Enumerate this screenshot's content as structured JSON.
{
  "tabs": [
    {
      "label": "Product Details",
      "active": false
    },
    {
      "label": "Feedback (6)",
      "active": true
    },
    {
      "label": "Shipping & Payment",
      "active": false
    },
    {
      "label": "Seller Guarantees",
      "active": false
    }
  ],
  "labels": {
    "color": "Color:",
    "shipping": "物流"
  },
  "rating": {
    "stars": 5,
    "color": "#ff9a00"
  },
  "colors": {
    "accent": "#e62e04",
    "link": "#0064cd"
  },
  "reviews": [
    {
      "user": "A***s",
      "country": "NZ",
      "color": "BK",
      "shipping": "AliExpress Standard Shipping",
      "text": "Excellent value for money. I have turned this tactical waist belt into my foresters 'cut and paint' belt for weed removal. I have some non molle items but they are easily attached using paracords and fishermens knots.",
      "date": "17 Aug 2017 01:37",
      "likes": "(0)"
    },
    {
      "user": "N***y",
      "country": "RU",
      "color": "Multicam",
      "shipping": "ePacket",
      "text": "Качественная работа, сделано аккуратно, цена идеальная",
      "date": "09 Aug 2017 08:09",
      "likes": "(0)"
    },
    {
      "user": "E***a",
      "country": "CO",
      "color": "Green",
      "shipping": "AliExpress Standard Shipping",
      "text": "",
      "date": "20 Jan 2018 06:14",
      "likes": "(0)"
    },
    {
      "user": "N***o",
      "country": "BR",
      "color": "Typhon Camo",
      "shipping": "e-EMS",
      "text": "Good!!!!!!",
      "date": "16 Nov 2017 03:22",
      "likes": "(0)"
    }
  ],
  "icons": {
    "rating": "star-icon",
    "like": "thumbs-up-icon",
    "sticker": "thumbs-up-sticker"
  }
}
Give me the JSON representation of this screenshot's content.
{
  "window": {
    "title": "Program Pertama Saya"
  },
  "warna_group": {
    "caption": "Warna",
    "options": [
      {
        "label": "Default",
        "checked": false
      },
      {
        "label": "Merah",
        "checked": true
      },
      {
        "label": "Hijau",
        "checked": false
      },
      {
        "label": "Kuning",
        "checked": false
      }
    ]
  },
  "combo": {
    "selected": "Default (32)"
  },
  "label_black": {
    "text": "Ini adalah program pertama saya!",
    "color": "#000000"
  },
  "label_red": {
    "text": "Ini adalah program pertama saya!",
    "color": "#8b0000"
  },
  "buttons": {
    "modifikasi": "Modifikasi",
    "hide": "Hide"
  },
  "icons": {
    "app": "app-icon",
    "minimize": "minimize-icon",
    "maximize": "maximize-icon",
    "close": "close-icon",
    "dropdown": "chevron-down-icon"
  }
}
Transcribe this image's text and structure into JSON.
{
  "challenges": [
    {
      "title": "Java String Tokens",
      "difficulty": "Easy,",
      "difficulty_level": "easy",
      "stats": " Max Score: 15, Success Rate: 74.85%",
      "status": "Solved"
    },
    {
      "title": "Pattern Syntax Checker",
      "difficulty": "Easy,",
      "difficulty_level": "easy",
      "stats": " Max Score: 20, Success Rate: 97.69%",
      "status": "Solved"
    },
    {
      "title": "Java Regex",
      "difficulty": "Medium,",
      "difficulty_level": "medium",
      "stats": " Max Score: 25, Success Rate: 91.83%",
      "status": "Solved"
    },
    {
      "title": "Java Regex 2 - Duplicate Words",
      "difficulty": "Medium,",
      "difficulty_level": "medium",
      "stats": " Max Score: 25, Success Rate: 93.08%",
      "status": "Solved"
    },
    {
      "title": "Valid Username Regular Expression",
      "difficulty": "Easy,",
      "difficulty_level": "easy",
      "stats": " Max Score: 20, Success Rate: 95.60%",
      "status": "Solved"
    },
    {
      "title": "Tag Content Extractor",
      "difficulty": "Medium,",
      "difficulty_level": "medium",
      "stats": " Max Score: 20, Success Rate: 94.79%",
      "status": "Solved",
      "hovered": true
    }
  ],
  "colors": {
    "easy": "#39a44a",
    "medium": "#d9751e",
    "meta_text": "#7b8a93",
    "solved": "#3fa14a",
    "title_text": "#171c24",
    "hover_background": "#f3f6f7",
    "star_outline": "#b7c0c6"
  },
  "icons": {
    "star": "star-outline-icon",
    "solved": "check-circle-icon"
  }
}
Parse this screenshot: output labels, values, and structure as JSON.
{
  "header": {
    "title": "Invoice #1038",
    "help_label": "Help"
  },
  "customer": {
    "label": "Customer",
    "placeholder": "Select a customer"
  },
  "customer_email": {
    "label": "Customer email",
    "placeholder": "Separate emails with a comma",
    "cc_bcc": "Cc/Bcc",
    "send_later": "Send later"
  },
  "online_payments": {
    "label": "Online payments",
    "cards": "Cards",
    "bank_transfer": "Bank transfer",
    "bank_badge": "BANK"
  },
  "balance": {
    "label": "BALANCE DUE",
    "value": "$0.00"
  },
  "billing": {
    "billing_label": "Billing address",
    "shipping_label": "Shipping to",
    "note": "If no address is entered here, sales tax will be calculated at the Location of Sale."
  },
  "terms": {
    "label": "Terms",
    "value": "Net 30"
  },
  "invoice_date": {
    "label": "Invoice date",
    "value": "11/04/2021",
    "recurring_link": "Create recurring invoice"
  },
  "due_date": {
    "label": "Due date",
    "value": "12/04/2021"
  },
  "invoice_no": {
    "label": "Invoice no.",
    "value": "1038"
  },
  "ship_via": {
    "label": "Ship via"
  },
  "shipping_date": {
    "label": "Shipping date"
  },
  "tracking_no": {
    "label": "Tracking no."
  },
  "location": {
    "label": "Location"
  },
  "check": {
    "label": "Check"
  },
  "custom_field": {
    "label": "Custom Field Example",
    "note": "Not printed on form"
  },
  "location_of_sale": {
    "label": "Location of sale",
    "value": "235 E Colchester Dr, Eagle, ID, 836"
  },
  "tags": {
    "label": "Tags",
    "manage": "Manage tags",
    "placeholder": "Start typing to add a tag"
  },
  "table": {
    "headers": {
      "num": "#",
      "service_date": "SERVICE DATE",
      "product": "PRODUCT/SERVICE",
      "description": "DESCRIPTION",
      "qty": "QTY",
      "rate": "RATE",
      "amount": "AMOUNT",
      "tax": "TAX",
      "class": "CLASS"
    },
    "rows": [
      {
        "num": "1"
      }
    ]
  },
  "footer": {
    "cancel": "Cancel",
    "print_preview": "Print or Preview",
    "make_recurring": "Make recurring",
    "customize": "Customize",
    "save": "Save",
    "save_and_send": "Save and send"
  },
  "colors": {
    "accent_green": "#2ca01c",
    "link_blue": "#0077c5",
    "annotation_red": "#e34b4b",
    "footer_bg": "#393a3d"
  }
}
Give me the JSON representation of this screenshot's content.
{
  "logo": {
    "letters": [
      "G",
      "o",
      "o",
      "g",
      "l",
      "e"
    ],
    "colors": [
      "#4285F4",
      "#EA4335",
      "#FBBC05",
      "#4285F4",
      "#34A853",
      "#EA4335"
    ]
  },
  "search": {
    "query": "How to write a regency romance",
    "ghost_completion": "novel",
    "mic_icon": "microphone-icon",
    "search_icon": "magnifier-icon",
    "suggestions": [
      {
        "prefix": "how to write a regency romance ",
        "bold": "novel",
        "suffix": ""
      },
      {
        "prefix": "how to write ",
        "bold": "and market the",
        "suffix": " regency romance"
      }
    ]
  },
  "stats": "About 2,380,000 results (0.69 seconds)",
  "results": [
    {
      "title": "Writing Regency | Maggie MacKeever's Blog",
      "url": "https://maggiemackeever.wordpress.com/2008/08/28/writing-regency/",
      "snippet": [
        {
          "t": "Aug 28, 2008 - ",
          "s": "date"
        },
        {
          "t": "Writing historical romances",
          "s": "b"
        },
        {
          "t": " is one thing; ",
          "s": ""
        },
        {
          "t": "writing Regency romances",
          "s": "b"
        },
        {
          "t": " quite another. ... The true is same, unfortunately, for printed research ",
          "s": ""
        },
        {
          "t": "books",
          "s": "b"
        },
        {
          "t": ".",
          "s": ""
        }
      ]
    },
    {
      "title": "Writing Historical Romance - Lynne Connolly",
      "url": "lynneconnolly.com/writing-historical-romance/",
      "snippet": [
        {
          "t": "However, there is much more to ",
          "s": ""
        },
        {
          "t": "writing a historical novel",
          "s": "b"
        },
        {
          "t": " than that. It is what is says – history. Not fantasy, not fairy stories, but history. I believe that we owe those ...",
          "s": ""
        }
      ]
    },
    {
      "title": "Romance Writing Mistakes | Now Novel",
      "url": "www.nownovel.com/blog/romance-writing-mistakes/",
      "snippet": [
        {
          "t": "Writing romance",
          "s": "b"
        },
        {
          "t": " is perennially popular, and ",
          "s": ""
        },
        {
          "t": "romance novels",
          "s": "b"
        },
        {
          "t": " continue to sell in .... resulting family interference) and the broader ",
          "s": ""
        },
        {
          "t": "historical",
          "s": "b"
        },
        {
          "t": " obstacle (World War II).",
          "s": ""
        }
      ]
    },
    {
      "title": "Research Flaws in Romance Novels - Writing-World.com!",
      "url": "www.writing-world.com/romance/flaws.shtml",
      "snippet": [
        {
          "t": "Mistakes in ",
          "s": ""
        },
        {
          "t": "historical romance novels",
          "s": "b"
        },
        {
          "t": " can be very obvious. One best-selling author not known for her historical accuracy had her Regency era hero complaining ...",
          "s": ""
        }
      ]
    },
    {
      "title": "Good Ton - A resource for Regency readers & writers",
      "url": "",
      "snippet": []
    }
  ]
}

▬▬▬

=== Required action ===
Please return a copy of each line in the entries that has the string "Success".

=== Solution ===
      "stats": " Max Score: 15, Success Rate: 74.85%",
      "stats": " Max Score: 20, Success Rate: 97.69%",
      "stats": " Max Score: 25, Success Rate: 91.83%",
      "stats": " Max Score: 25, Success Rate: 93.08%",
      "stats": " Max Score: 20, Success Rate: 95.60%",
      "stats": " Max Score: 20, Success Rate: 94.79%",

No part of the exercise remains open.